Sibelius never lost his appreciation for the instrument and produced several scores for violin and orchestra, including his magnificent Violin Concerto, a pair of Serenades, two shorter pieces, and a series of Humoresques. It was in 1929 that Sibelius completed the three movement Suite for Violin and String Orchestra. He assigned the opus number of 117 to the manuscript, and sent it off to the publisher, Carl Fischer, in New York City. Fischer apparently responded with a polite note. “We must inform you that in view of the extremely unfortunate constellation in the music publishing field in the United States, it seems to us inadvisable at the present time to publish compositions of the high standard which you have submitted to us. The market is very unfavourable for this class of music and we are compelled to return them to you with our regrets.”

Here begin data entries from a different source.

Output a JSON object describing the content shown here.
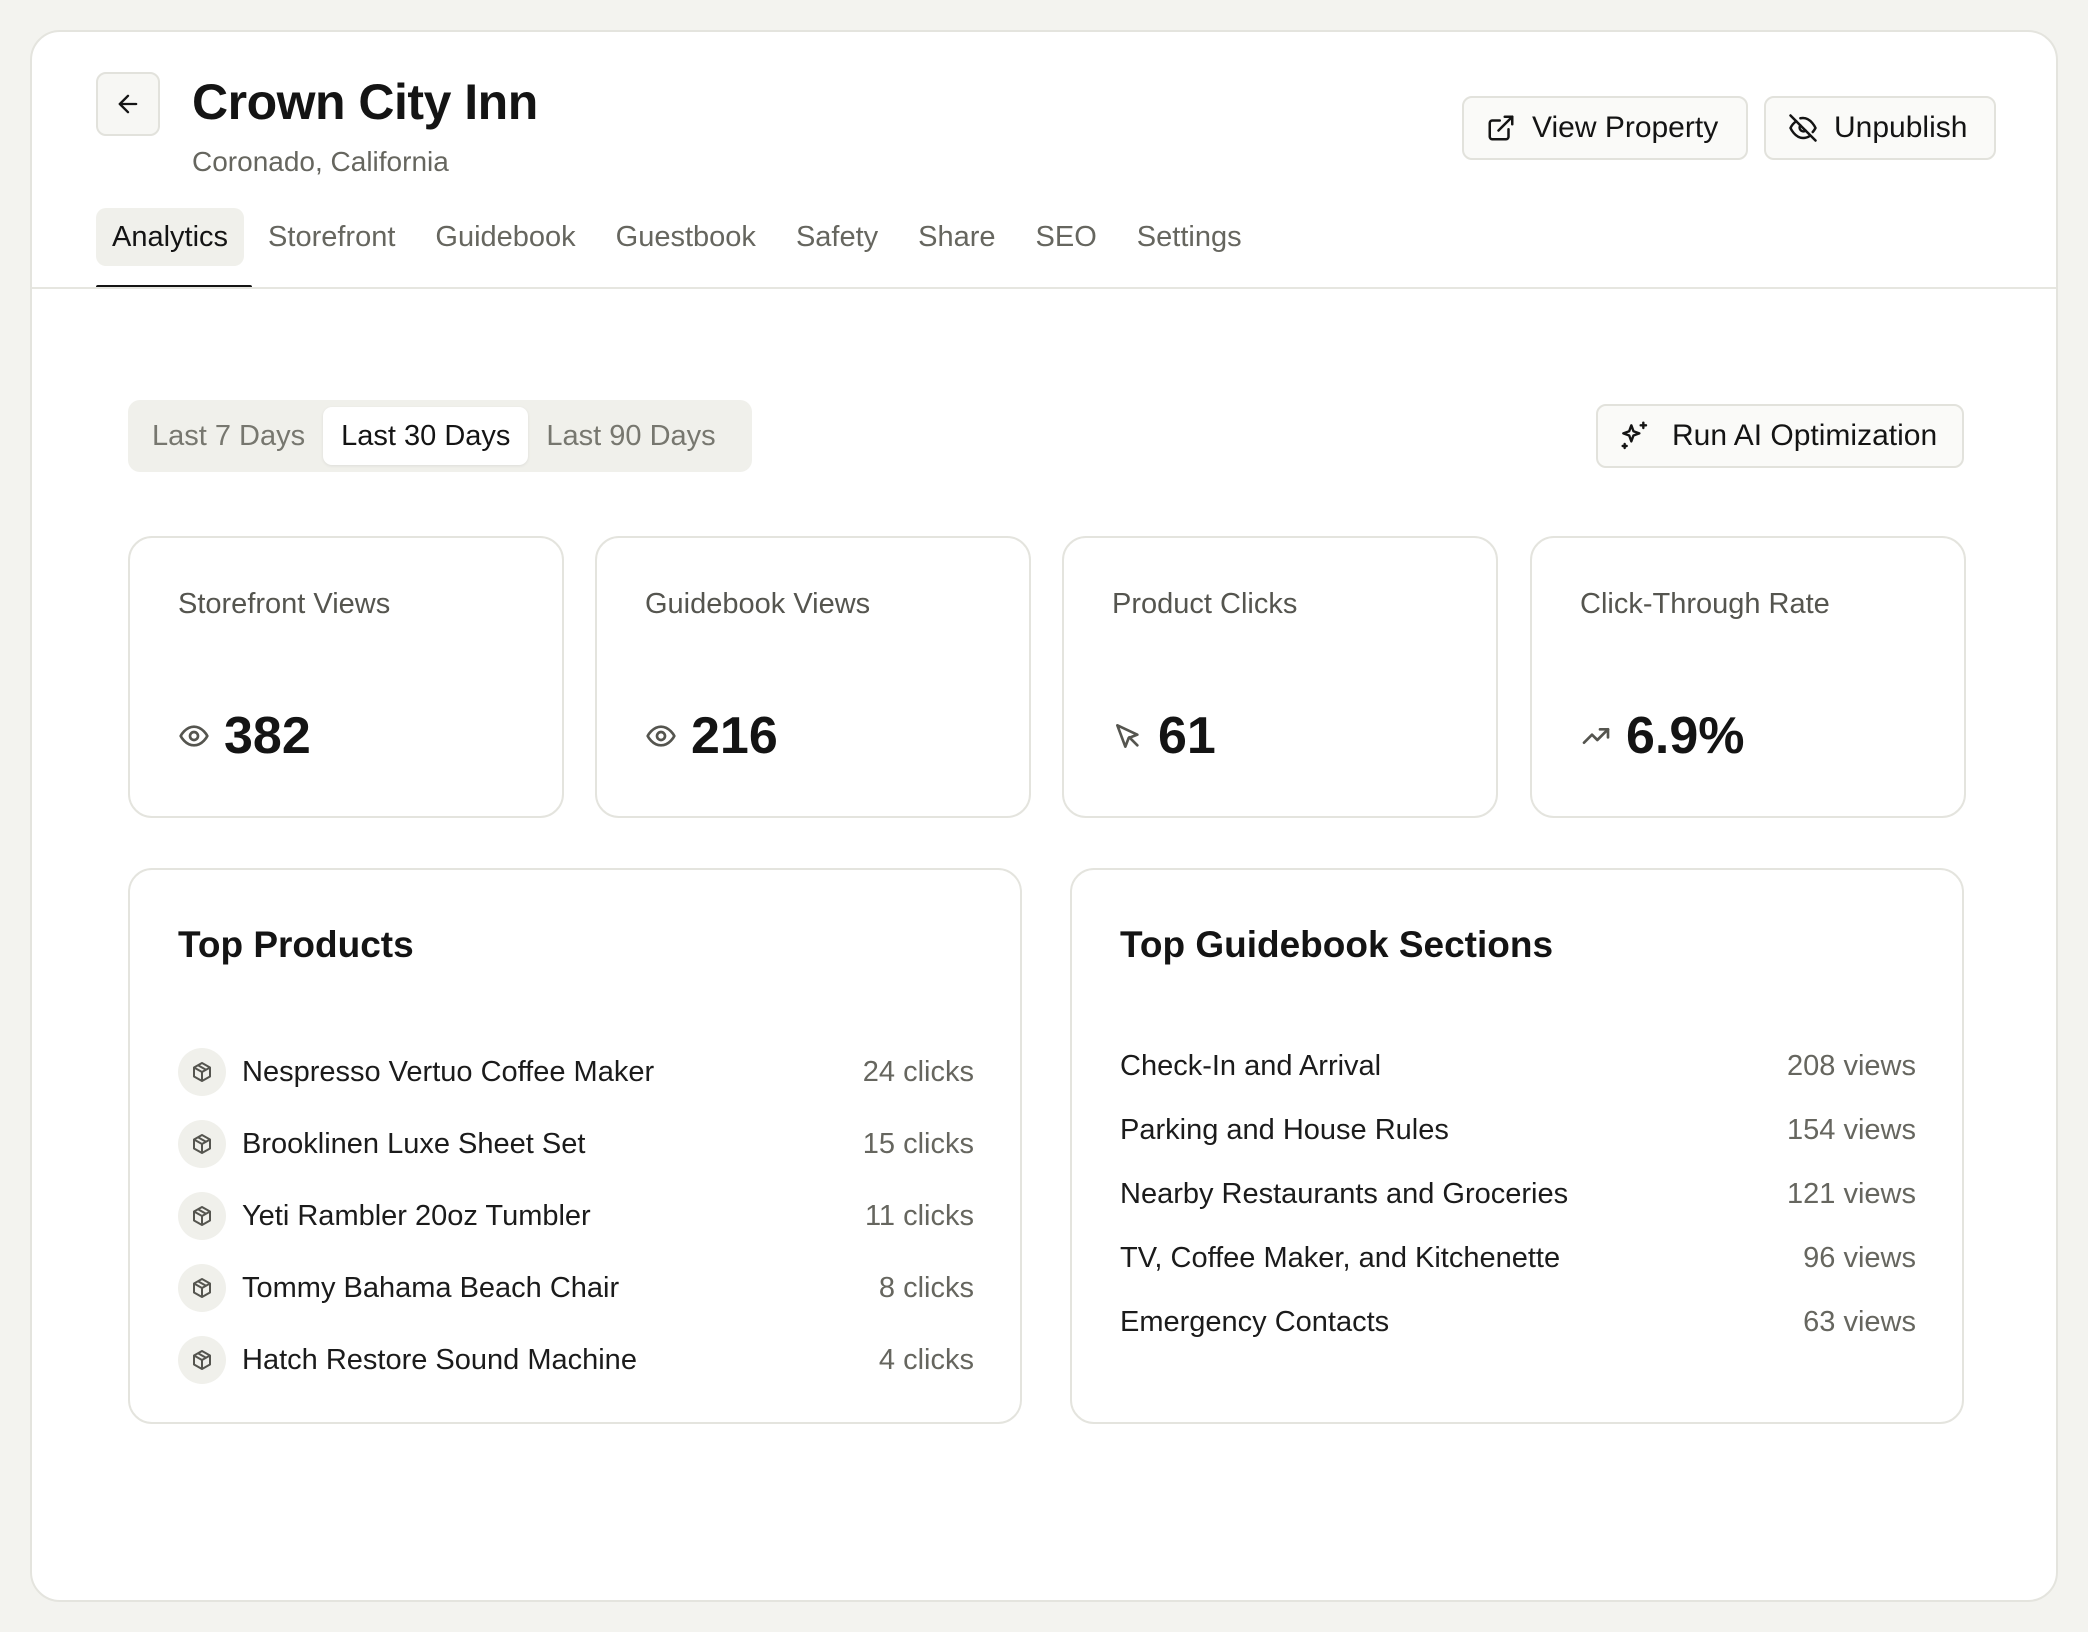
{
  "header": {
    "title": "Crown City Inn",
    "subtitle": "Coronado, California",
    "view_property_label": "View Property",
    "unpublish_label": "Unpublish"
  },
  "tabs": [
    {
      "label": "Analytics",
      "active": true
    },
    {
      "label": "Storefront"
    },
    {
      "label": "Guidebook"
    },
    {
      "label": "Guestbook"
    },
    {
      "label": "Safety"
    },
    {
      "label": "Share"
    },
    {
      "label": "SEO"
    },
    {
      "label": "Settings"
    }
  ],
  "range": {
    "options": [
      "Last 7 Days",
      "Last 30 Days",
      "Last 90 Days"
    ],
    "selected": "Last 30 Days"
  },
  "ai_button_label": "Run AI Optimization",
  "stats": [
    {
      "label": "Storefront Views",
      "value": "382",
      "icon": "eye-icon"
    },
    {
      "label": "Guidebook Views",
      "value": "216",
      "icon": "eye-icon"
    },
    {
      "label": "Product Clicks",
      "value": "61",
      "icon": "cursor-icon"
    },
    {
      "label": "Click-Through Rate",
      "value": "6.9%",
      "icon": "trending-up-icon"
    }
  ],
  "top_products": {
    "title": "Top Products",
    "items": [
      {
        "name": "Nespresso Vertuo Coffee Maker",
        "count": "24 clicks"
      },
      {
        "name": "Brooklinen Luxe Sheet Set",
        "count": "15 clicks"
      },
      {
        "name": "Yeti Rambler 20oz Tumbler",
        "count": "11 clicks"
      },
      {
        "name": "Tommy Bahama Beach Chair",
        "count": "8 clicks"
      },
      {
        "name": "Hatch Restore Sound Machine",
        "count": "4 clicks"
      }
    ]
  },
  "top_sections": {
    "title": "Top Guidebook Sections",
    "items": [
      {
        "name": "Check-In and Arrival",
        "count": "208 views"
      },
      {
        "name": "Parking and House Rules",
        "count": "154 views"
      },
      {
        "name": "Nearby Restaurants and Groceries",
        "count": "121 views"
      },
      {
        "name": "TV, Coffee Maker, and Kitchenette",
        "count": "96 views"
      },
      {
        "name": "Emergency Contacts",
        "count": "63 views"
      }
    ]
  }
}
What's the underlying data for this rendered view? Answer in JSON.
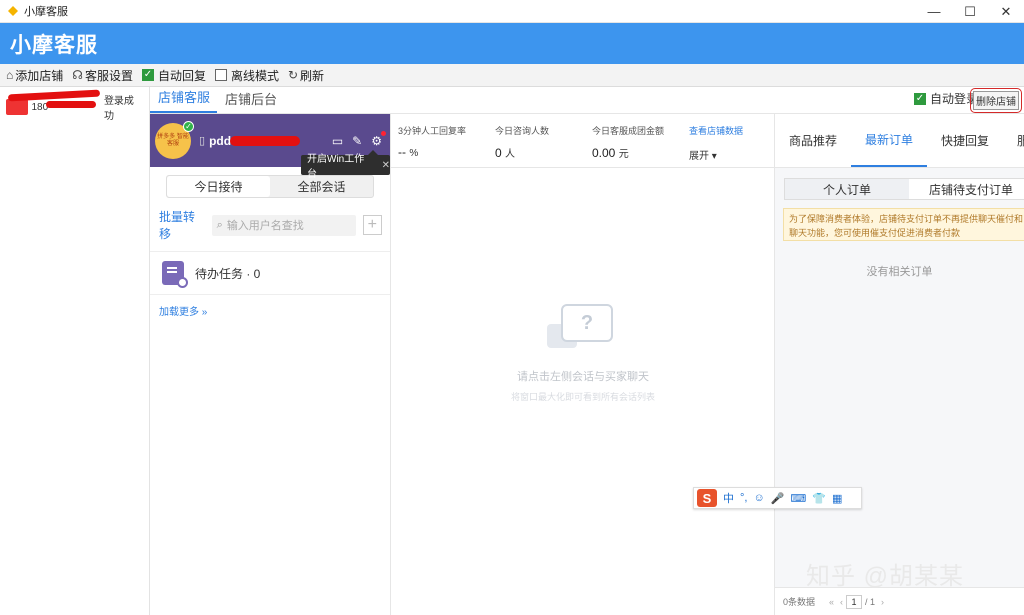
{
  "window": {
    "title": "小摩客服",
    "minimize": "—",
    "maximize": "☐",
    "close": "✕"
  },
  "brand": "小摩客服",
  "toolbar": {
    "add_store": "添加店铺",
    "cs_settings": "客服设置",
    "auto_reply": "自动回复",
    "auto_reply_checked": true,
    "offline_mode": "离线模式",
    "offline_mode_checked": false,
    "refresh": "刷新"
  },
  "stores": [
    {
      "id": "180",
      "status": "登录成功"
    }
  ],
  "tabs": [
    {
      "label": "店铺客服",
      "active": true
    },
    {
      "label": "店铺后台",
      "active": false
    }
  ],
  "auto_login": {
    "label": "自动登录",
    "checked": true
  },
  "delete_store": "删除店铺",
  "conversation": {
    "shop_logo_text": "拼多多 智能客服",
    "shop_name": "pdd",
    "tooltip": "开启Win工作台",
    "tooltip_close": "✕",
    "segments": [
      "今日接待",
      "全部会话"
    ],
    "batch_transfer": "批量转移",
    "search_placeholder": "输入用户名查找",
    "todo": "待办任务 · 0",
    "load_more": "加载更多 »"
  },
  "stats": [
    {
      "label": "3分钟人工回复率",
      "value": "--",
      "unit": "%"
    },
    {
      "label": "今日咨询人数",
      "value": "0",
      "unit": "人"
    },
    {
      "label": "今日客服成团金额",
      "value": "0.00",
      "unit": "元"
    }
  ],
  "stats_link": {
    "label": "查看店铺数据",
    "action": "展开 ▾"
  },
  "empty_state": {
    "icon_glyph": "?",
    "main": "请点击左侧会话与买家聊天",
    "sub": "将窗口最大化即可看到所有会话列表"
  },
  "right_tabs": [
    {
      "label": "商品推荐",
      "active": false
    },
    {
      "label": "最新订单",
      "active": true
    },
    {
      "label": "快捷回复",
      "active": false
    },
    {
      "label": "服务",
      "active": false
    }
  ],
  "order_segments": [
    "个人订单",
    "店铺待支付订单"
  ],
  "notice": "为了保障消费者体验，店铺待支付订单不再提供聊天催付和聊天功能，您可使用催支付促进消费者付款",
  "no_orders": "没有相关订单",
  "pager": {
    "count": "0条数据",
    "page": "1",
    "total": "/ 1"
  },
  "ime": {
    "lang": "中",
    "items": [
      "°,",
      "☺",
      "🎤",
      "⌨",
      "👕",
      "▦"
    ]
  },
  "watermark": "知乎 @胡某某",
  "colors": {
    "brand": "#3d95ee",
    "accent": "#2f7fe0",
    "shop_header": "#5a4a8e",
    "delete_highlight": "#d42a2a"
  }
}
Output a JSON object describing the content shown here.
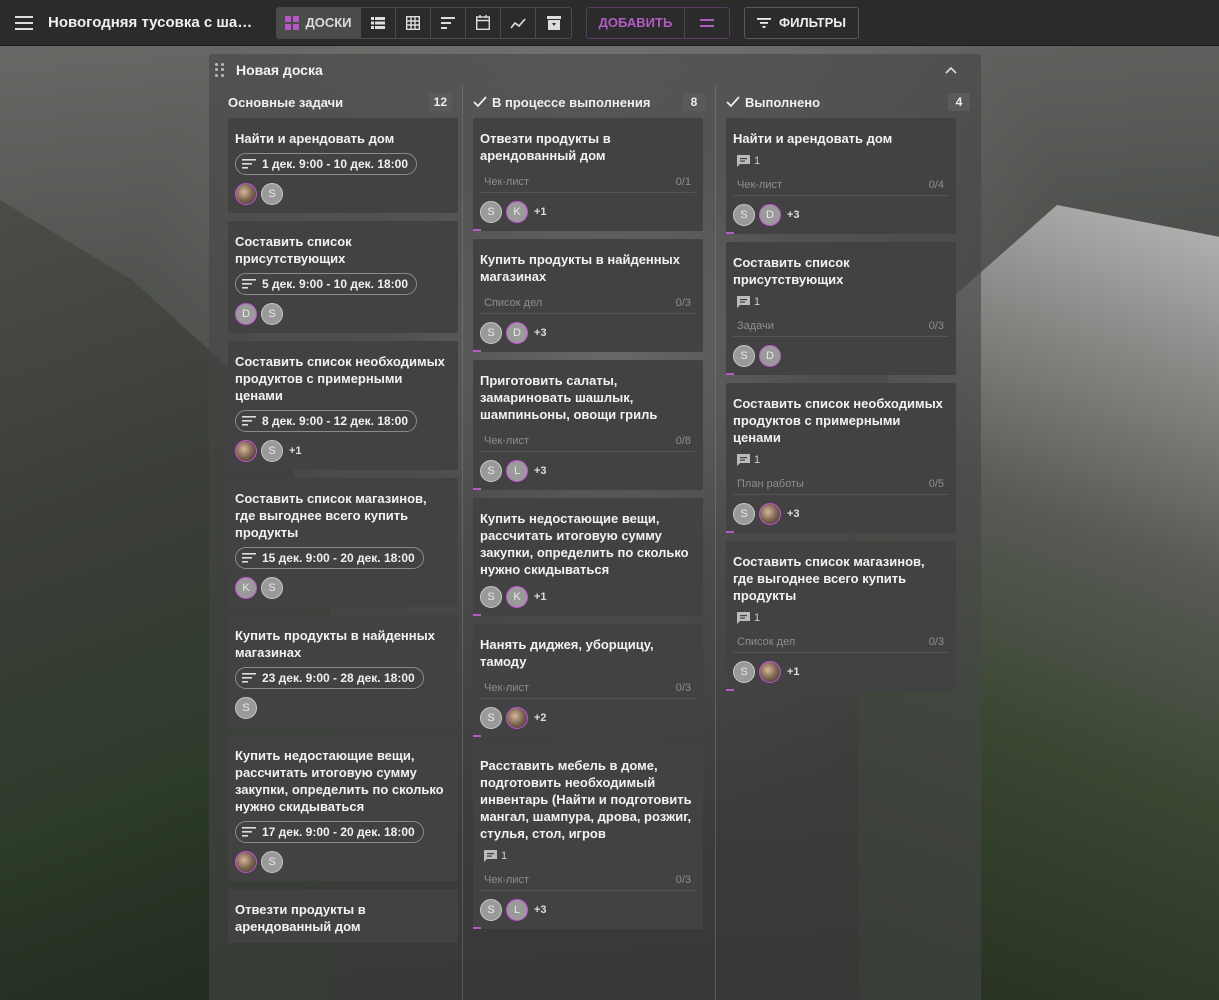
{
  "app": {
    "board_title": "Новогодняя тусовка с шашл...",
    "views": [
      {
        "name": "boards",
        "label": "ДОСКИ",
        "active": true
      },
      {
        "name": "list"
      },
      {
        "name": "table"
      },
      {
        "name": "gantt"
      },
      {
        "name": "calendar"
      },
      {
        "name": "chart"
      },
      {
        "name": "archive"
      }
    ],
    "add_label": "ДОБАВИТЬ",
    "filter_label": "ФИЛЬТРЫ",
    "accent_color": "#b25bc4"
  },
  "board": {
    "name": "Новая доска",
    "columns": [
      {
        "title": "Основные задачи",
        "count": "12",
        "checked": false,
        "cards": [
          {
            "title": "Найти и арендовать дом",
            "date": "1 дек. 9:00 - 10 дек. 18:00",
            "avatars": [
              "photo",
              "S"
            ],
            "more": ""
          },
          {
            "title": "Составить список присутствующих",
            "date": "5 дек. 9:00 - 10 дек. 18:00",
            "avatars": [
              "D",
              "S"
            ],
            "more": ""
          },
          {
            "title": "Составить список необходимых продуктов с примерными ценами",
            "date": "8 дек. 9:00 - 12 дек. 18:00",
            "avatars": [
              "photo",
              "S"
            ],
            "more": "+1"
          },
          {
            "title": "Составить список магазинов, где выгоднее всего купить продукты",
            "date": "15 дек. 9:00 - 20 дек. 18:00",
            "avatars": [
              "K",
              "S"
            ],
            "more": ""
          },
          {
            "title": "Купить продукты в найденных магазинах",
            "date": "23 дек. 9:00 - 28 дек. 18:00",
            "avatars": [
              "S"
            ],
            "more": ""
          },
          {
            "title": "Купить недостающие вещи, рассчитать итоговую сумму закупки, определить по сколько нужно скидываться",
            "date": "17 дек. 9:00 - 20 дек. 18:00",
            "avatars": [
              "photo",
              "S"
            ],
            "more": ""
          },
          {
            "title": "Отвезти продукты в арендованный дом",
            "date": "",
            "avatars": [],
            "more": ""
          }
        ]
      },
      {
        "title": "В процессе выполнения",
        "count": "8",
        "checked": true,
        "cards": [
          {
            "title": "Отвезти продукты в арендованный дом",
            "checklist": "Чек-лист",
            "progress": "0/1",
            "avatars": [
              "S",
              "K"
            ],
            "more": "+1"
          },
          {
            "title": "Купить продукты в найденных магазинах",
            "checklist": "Список дел",
            "progress": "0/3",
            "avatars": [
              "S",
              "D"
            ],
            "more": "+3"
          },
          {
            "title": "Приготовить салаты, замариновать шашлык, шампиньоны, овощи гриль",
            "checklist": "Чек-лист",
            "progress": "0/8",
            "avatars": [
              "S",
              "L"
            ],
            "more": "+3"
          },
          {
            "title": "Купить недостающие вещи, рассчитать итоговую сумму закупки, определить по сколько нужно скидываться",
            "checklist": "",
            "progress": "",
            "avatars": [
              "S",
              "K"
            ],
            "more": "+1"
          },
          {
            "title": "Нанять диджея, уборщицу, тамоду",
            "checklist": "Чек-лист",
            "progress": "0/3",
            "avatars": [
              "S",
              "photo"
            ],
            "more": "+2"
          },
          {
            "title": "Расставить мебель в доме, подготовить необходимый инвентарь (Найти и подготовить мангал, шампура, дрова, розжиг, стулья, стол, игров",
            "comments": "1",
            "checklist": "Чек-лист",
            "progress": "0/3",
            "avatars": [
              "S",
              "L"
            ],
            "more": "+3"
          }
        ]
      },
      {
        "title": "Выполнено",
        "count": "4",
        "checked": true,
        "cards": [
          {
            "title": "Найти и арендовать дом",
            "comments": "1",
            "checklist": "Чек-лист",
            "progress": "0/4",
            "avatars": [
              "S",
              "D"
            ],
            "more": "+3"
          },
          {
            "title": "Составить список присутствующих",
            "comments": "1",
            "checklist": "Задачи",
            "progress": "0/3",
            "avatars": [
              "S",
              "D"
            ],
            "more": ""
          },
          {
            "title": "Составить список необходимых продуктов с примерными ценами",
            "comments": "1",
            "checklist": "План работы",
            "progress": "0/5",
            "avatars": [
              "S",
              "photo"
            ],
            "more": "+3"
          },
          {
            "title": "Составить список магазинов, где выгоднее всего купить продукты",
            "comments": "1",
            "checklist": "Список дел",
            "progress": "0/3",
            "avatars": [
              "S",
              "photo"
            ],
            "more": "+1"
          }
        ]
      }
    ]
  }
}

The reason for the publisher’s reluctance may have been purely financial – remember the great stock market crash occurred in October of that year – but Sibelius was understandably rattled by the refusal. He is said to have had a nervous disposition to begin with. He was prone to bouts of depression, was frequently in debt, and suffered from chronic alcoholism. With his confidence rattled, the overly self-critical composer marked the score with the words “Sketch. Not to be Published,” and set it aside. Years later, Sibelius filled a laundry basket with his manuscripts, carried them into the kitchen of his country home and fed them, page by page, into the stove. Fortunately, the Suite was spared that fiery fate. It re-emerged in the 1980s, was premiered by soloist John Storgårds on the 125th anniversary of the composer’s birth, and finally published in 1995. The movement titles are indicative of the pastoral and charming nature of this Suite.
Program Notes by Matthew Baird.
VIOLIN SOLOIST & LEADER
Nicholas Wright, Concertmaster - Ron and Ardelle Cliff Chair
Timothy Steeves, Associate Concertmaster - William and Irene McEwen Chair
David Lakirovich, Assistant Concertmaster - Robert G. and Suzanne Brodie Chair
Xue Feng Wei
Karen Gerbrecht, Acting Principal
Jeanette Bernal-Singh, Acting Associate Principal - Jim and Edith le Nobel Chair
Ashley Plaut, Acting Assistant Principal
Adrian Shu-On Chui
Andrew Brown, Acting Principal
Jacob van der Sloot
Isabelle Roland *
Janet Steinberg, Associate Principal
Zoltan Rozsnyai, Assistant Principal
Olivia Blander - Gerhard and Ariane Bruendl Chair
Natasha Boyko - Mary and Gordon Christopher Chair
Dylan Palmer, Principal
* Extra musician